Exactly how many lines of the data below include the string "item"? State the number and nothing more.

====

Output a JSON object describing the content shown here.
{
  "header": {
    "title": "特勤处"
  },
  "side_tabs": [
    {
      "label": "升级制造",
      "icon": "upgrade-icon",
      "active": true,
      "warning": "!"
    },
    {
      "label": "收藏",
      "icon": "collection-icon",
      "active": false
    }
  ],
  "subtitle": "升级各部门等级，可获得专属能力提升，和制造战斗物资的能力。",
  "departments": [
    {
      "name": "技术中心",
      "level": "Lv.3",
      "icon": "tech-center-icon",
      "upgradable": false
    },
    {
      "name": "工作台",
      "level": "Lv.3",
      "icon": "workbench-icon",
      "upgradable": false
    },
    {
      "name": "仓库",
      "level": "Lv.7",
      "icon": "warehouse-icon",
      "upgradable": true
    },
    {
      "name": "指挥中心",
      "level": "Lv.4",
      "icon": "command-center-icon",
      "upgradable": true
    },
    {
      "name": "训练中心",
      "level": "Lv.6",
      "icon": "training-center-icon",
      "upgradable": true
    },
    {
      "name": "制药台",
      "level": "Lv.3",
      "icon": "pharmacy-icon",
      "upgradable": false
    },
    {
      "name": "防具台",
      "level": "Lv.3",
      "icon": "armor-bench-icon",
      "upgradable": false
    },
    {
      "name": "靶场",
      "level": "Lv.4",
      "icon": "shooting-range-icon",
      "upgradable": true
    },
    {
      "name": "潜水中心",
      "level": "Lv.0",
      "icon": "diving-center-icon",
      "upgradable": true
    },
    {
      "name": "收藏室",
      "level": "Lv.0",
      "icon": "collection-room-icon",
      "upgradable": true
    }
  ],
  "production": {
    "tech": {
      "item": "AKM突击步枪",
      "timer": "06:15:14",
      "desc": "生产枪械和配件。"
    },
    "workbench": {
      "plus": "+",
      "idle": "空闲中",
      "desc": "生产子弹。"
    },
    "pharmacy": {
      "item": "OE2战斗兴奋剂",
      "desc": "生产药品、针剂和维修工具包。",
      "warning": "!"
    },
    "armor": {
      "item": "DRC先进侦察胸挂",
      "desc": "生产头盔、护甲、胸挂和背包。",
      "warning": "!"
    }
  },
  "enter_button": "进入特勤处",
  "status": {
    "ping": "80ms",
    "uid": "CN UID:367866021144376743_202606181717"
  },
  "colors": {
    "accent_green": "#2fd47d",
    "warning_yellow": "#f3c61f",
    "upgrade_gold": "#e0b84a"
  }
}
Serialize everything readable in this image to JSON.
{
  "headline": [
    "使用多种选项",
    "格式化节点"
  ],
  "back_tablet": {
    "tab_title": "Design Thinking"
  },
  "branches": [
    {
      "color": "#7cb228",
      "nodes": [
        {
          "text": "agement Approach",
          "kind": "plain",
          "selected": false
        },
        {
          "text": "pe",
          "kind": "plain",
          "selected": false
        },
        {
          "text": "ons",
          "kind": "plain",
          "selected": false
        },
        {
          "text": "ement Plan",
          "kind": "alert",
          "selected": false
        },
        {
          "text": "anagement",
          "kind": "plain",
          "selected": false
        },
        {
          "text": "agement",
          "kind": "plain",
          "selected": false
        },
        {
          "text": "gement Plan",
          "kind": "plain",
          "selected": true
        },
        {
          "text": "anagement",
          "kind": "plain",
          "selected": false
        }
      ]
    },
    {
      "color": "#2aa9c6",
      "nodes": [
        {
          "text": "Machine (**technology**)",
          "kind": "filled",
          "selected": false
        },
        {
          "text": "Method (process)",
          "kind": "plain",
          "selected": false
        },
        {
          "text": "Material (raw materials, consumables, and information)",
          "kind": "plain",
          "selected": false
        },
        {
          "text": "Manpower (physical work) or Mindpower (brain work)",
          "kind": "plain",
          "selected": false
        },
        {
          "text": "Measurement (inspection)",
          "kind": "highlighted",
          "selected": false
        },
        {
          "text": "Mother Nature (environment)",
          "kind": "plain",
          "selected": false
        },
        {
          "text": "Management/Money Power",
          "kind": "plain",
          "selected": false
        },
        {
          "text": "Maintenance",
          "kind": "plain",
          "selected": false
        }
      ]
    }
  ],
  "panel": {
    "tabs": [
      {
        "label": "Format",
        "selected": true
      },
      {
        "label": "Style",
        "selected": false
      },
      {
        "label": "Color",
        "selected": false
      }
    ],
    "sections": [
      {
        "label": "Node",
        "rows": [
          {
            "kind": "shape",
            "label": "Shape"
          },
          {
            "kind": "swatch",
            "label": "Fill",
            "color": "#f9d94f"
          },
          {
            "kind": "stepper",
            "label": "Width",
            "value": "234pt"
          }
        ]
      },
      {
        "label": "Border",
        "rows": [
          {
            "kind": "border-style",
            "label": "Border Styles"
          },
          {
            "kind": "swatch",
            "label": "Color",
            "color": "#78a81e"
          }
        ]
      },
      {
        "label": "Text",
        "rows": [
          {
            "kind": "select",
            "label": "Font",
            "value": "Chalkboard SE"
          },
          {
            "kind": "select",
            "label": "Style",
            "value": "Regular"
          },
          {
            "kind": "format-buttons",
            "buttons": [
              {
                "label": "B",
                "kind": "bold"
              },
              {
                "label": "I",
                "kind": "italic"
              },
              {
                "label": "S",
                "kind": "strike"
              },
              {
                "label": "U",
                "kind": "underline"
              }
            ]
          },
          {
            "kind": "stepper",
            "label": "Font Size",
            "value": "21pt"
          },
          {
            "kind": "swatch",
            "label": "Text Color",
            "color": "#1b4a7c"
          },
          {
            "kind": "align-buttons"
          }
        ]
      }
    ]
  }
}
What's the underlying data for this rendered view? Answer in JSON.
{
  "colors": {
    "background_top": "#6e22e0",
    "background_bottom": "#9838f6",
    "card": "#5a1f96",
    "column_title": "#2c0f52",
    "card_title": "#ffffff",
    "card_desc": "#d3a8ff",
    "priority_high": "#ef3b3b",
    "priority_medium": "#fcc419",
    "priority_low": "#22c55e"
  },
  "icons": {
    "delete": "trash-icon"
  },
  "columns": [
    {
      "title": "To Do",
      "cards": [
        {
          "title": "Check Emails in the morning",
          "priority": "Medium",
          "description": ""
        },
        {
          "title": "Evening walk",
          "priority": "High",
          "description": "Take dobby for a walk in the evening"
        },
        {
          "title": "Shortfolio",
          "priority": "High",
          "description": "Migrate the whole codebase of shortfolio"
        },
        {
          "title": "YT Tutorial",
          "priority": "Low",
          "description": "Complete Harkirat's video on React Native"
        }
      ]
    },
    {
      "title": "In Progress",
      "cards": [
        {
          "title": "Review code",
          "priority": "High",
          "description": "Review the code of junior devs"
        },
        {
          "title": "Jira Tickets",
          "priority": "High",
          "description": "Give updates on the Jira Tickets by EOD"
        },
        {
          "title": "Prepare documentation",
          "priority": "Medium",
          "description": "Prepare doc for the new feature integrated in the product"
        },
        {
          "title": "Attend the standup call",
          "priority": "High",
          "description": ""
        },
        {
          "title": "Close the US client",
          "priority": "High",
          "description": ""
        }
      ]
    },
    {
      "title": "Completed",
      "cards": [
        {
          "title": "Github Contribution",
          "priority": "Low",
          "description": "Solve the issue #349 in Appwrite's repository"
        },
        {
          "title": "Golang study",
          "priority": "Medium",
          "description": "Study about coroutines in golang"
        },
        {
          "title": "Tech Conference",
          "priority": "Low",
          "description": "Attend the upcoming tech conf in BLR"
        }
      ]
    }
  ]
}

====

RESPONSE BELOW — 3